Robert S. Beale Jr., a prominent diet doctor who treated thousands of people at his Washington weight-loss clinics, died Nov. 13 in a traffic accident in Gambrills, in Anne Arundel County. He was 62 and lived in Columbia.

Dr. Beale, a sports car enthusiast, was at the wheel of his 2004 Dodge Viper when it crossed the center line of Waugh Chapel Road and collided with a Cadillac Escalade driven by a woman from New Jersey, Anne Arundel police said. Dr. Beale was airlifted to Maryland Shock Trauma Center, where he died of his injuries, they said. No one else was seriously injured in the daytime accident, which remains under investigation.

Dr. Beale was considered a pioneer in bariatric medicine, or the specialty of treating obesity. He was known particularly for his work with black women. In 30 years as a weight-loss specialist, he saw more than 25,000 patients and claimed to have treated more black women for obesity than any other physician in the world.

His work won him legions of devoted followers, but his practice was not without problems. Several times, Dr. Beale found himself at odds with medical and legal authorities over accusations of fraud and sexual harassment.

This year, he published "The Black Diet Doctor's Solution for Black Women," written with his daughter, Lisa M. Beale. The premise of the book, and of Dr. Beale's practice in general, was that black women have special physiological, psychological and social needs that affect their ability to lose weight.

"Genetics loads the gun," Dr. Beale wrote on a Web site promoting his book, "environment pulls the trigger."

After beginning his career in Glenarden in 1971 as a family doctor, Dr. Beale noticed that many of his patients had diabetes, heart problems and other illnesses exacerbated by obesity. He decided to treat the source of his patients' ailments, his daughter said, and in 1974, began to specialize in bariatric medicine. In 1978, he opened a weight-loss clinic in Anacostia and, later, a second office in downtown Washington.

"If you went out on the streets of D.C. and asked women about weight loss," said Ronald H. Johnson, a bariatric physician practicing in Fredericksburg, "I don't think it would take long before someone mentioned the name of Dr. Robert Beale."

Robert Spencer Beale Jr. was born in Prairie View, Tex., grew up in Durham, N.C., and graduated from Phillips Academy in Andover, Mass. He received his undergraduate and medical degrees from Howard University.

In 1982, Dr. Beale, whose practice emphasized checkups at least once a week, came under investigation for collecting $744,000 in D.C. Medicaid payments in four years. In some years, he netted more than $200,000 in Medicaid when the typical D.C. physician took in $12,000. He was ordered to reimburse a "significant" but unspecified portion of his Medicaid payments.
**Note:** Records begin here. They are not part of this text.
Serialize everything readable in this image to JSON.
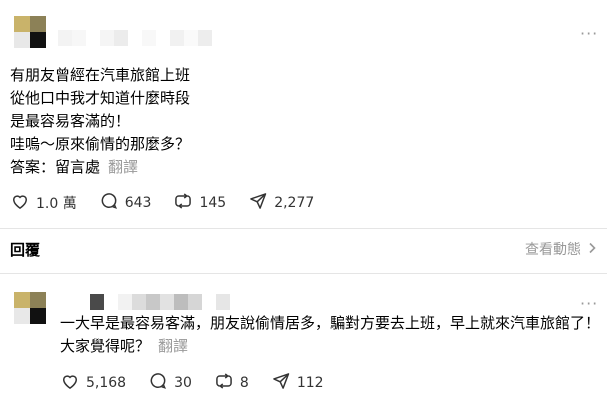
{
  "post": {
    "lines": [
      "有朋友曾經在汽車旅館上班",
      "從他口中我才知道什麼時段",
      "是最容易客滿的！",
      "哇嗚～原來偷情的那麼多？"
    ],
    "answer_label": "答案：留言處",
    "translate_label": "翻譯",
    "stats": {
      "likes": "1.0 萬",
      "comments": "643",
      "reposts": "145",
      "shares": "2,277"
    },
    "more_label": "···"
  },
  "replies_section": {
    "title": "回覆",
    "view_activity": "查看動態"
  },
  "reply": {
    "lines": [
      "一大早是最容易客滿，朋友說偷情居多，騙對方要去上班，早上就來汽車旅館了！",
      "大家覺得呢？"
    ],
    "translate_label": "翻譯",
    "stats": {
      "likes": "5,168",
      "comments": "30",
      "reposts": "8",
      "shares": "112"
    },
    "more_label": "···"
  },
  "colors": {
    "avatar": [
      "#c9b36a",
      "#8c8157",
      "#e8e8e8",
      "#111111"
    ],
    "muted": "#999999",
    "divider": "#e5e5e5"
  },
  "icons": [
    "heart-icon",
    "comment-icon",
    "repost-icon",
    "share-icon",
    "chevron-right-icon",
    "more-icon"
  ]
}
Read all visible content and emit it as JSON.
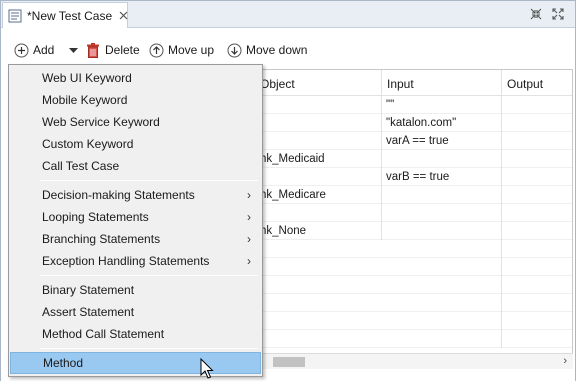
{
  "tab": {
    "title": "*New Test Case"
  },
  "toolbar": {
    "add_label": "Add",
    "delete_label": "Delete",
    "move_up_label": "Move up",
    "move_down_label": "Move down"
  },
  "table": {
    "columns": [
      "Object",
      "Input",
      "Output"
    ],
    "rows": [
      {
        "object": "",
        "input": "\"\"",
        "output": ""
      },
      {
        "object": "",
        "input": "",
        "output": ""
      },
      {
        "object": "",
        "input": "\"katalon.com\"",
        "output": ""
      },
      {
        "object": "",
        "input": "varA == true",
        "output": ""
      },
      {
        "object": "hk_Medicaid",
        "input": "",
        "output": ""
      },
      {
        "object": "",
        "input": "varB == true",
        "output": ""
      },
      {
        "object": "hk_Medicare",
        "input": "",
        "output": ""
      },
      {
        "object": "",
        "input": "",
        "output": ""
      },
      {
        "object": "hk_None",
        "input": "",
        "output": ""
      }
    ]
  },
  "menu": {
    "group1": [
      "Web UI Keyword",
      "Mobile Keyword",
      "Web Service Keyword",
      "Custom Keyword",
      "Call Test Case"
    ],
    "group2": [
      "Decision-making Statements",
      "Looping Statements",
      "Branching Statements",
      "Exception Handling Statements"
    ],
    "group3": [
      "Binary Statement",
      "Assert Statement",
      "Method Call Statement"
    ],
    "group4": [
      "Method"
    ],
    "selected": "Method"
  },
  "colors": {
    "selection": "#99c9f0",
    "delete_icon": "#c0392b",
    "tab_bar": "#e9eef5"
  }
}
Dr. Beale also came under scrutiny for routinely injecting his patients with phenylpropanolamine, an appetite suppressant. A medical consultant for the city said the drug had no clinical value except as a decongestant.

In 1999, Dr. Beale was found guilty in D.C. Superior Court of three counts of sexual harassment and ordered to pay $280,000 in damages to three female former employees who lost their jobs after complaining about his sexual advances. He also was ordered to pay the plaintiffs' legal fees, totaling more than $500,000.

Nonetheless, Dr. Beale's medical license was not suspended, and when the diet drug combination "fen-phen" -- later linked with several deaths -- was introduced in the 1990s, he refused to prescribe it.

"Bob was way ahead of the curve when fen-phen came on the market," said Johnson, the bariatric doctor. "He said, 'Stay a country mile away from it.' "

Dr. Beale was a member of the American Society of Bariatric Physicians, the American Medical Association, the National Medical Association, Omega Psi Phi fraternity and First Baptist Church of Guilford in Columbia.

He owned many high-performance automobiles through the years, including the 500-horsepower Dodge Viper, and enjoyed racing them at Summit Point Raceway near Charles Town, W.Va. He was a member of the Ferrari Club of North America and owned a $200,000 Ferrari 360 Modena, capable of reaching 190 mph.

Survivors include his wife of 42 years, Marilyn T. Beale of Columbia; two daughters, Lisa M. Beale of Washington and Vicki Beale of Columbia; and his father, Dr. Robert S. Beale Sr. of Glenarden.

Lisa Beale said she plans to keep her father's clinics open and "continue the legacy of the work he has done."

Robert S. Beale Jr. was known for his treatment of black women.